I can understand Roy Strang's guilt, but why does Welsh feel the need to clobber us with this image? Isn't the horror of what's happened to their victim enough?
As one interesting side note, Welsh has said that he receives less complaints about the rape scenes than he does for another episode where a dog gets killed.
The "Zero Tolerance" poster was one nod to the times in which Welsh was writing. The other comes from the mythical quest to hunt down the Stork, in the dream reality, with Sandy Jamieson.

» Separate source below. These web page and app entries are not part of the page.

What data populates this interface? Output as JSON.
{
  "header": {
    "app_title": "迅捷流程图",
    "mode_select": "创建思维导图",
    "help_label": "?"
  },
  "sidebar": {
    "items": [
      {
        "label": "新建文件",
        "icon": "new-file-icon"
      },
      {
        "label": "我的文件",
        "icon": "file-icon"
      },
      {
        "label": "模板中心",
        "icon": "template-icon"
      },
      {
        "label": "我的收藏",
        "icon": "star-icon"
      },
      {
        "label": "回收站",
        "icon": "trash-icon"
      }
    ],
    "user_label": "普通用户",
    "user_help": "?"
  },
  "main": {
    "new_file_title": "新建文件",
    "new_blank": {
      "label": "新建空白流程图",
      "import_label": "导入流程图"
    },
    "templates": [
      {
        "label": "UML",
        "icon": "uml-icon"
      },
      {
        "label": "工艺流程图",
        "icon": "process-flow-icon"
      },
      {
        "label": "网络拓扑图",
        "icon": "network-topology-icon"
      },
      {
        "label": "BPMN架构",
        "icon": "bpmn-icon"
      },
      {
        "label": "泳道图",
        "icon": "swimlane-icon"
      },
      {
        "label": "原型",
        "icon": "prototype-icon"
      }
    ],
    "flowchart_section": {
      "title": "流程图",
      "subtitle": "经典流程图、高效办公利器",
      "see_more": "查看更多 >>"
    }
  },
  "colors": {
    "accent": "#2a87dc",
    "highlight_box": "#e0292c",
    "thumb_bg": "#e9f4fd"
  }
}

If you thought Scottish Spinsters was a clumsy reference, Sandy Jamieson isn't much better. Sandy is a thinly-veiled fictionalisation of Jimmy Sandison, a former football player with Airdrieonians FC. In 1991 – when this book is set - Airdrie reached the Scottish League Cup semi-final, the same year that Hibs won the tournament.
Airdrie were a goal ahead of Dunfermline, with the match going into injury time. The ball came to Jimmy Sandison in the box, and he quite clearly chested it away. But the referee blew the whistle to award a penalty kick, thinking that Sandison handled. Dunfermline scored the penalty, going on to win the match. It was a big deal at the time, seen as a massive sporting injustice. It was curious to me that Welsh chose this player, and indeed that injustice, for one of the defining moments in this book.
Welsh tells us that - like Strang - some people simply have no chance in life. You can look forward to bad luck at any time, and in any circumstances. But without the right start, some people do not have a prayer. And even when they're close to a reward for their efforts – like Sandison - there's the referee, whistle poised, ready to take it all away.
This view was curiously at odds with another of the book's big conclusions, as the hunt for the stork reaches its weird climax in the dream world: sometimes, the enemy is within. You cannot blame anyone but yourself.
The converse of this is that the key to success, achievement and dragging yourself out of a bad situation lies solely with you, too.
That's Thatcherism. Which is odd. Because one thing Irvine Welsh is not is a Tory.